▸ **TASK DETAILS**
Go through the material below, find each line with the word "Denmark", and copy those lines.

▸ **RECORDS FOR THIS TASK**
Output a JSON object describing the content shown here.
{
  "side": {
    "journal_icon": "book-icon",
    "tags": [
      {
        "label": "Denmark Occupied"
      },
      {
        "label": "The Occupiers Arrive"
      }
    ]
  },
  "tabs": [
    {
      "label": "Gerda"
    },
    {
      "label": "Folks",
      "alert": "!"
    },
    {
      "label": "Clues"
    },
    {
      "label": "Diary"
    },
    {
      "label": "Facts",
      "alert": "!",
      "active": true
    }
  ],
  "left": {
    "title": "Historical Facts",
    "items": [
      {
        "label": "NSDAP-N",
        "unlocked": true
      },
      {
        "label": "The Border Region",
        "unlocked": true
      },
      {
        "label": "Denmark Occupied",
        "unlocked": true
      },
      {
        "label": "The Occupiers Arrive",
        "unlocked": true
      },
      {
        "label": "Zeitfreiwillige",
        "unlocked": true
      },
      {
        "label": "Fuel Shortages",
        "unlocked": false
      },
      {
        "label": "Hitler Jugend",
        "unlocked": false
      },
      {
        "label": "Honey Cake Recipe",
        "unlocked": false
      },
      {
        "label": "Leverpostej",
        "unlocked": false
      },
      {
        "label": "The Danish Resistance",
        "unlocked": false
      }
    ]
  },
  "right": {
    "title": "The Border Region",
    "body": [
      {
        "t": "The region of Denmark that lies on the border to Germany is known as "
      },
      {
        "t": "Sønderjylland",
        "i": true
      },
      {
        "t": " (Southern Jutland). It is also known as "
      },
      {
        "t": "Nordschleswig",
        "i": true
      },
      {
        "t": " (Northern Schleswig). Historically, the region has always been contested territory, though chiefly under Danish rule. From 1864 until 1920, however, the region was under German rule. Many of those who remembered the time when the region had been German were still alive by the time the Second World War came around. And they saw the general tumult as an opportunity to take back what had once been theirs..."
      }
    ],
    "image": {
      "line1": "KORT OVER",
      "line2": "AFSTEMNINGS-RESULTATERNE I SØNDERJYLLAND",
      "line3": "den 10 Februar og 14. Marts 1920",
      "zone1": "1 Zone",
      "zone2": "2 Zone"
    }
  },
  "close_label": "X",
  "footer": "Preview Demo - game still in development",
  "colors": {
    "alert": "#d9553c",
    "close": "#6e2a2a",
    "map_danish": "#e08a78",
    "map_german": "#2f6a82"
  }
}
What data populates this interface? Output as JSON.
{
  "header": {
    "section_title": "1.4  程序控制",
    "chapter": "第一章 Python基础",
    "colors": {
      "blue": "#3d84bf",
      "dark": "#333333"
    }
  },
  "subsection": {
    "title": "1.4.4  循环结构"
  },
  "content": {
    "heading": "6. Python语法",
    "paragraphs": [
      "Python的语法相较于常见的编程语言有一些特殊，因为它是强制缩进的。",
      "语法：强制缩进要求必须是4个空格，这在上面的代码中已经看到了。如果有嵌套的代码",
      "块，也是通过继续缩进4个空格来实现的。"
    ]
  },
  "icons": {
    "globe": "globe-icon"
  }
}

▸ **ANSWER BOX**
        "label": "Denmark Occupied"
        "label": "Denmark Occupied",
        "t": "The region of Denmark that lies on the border to Germany is known as "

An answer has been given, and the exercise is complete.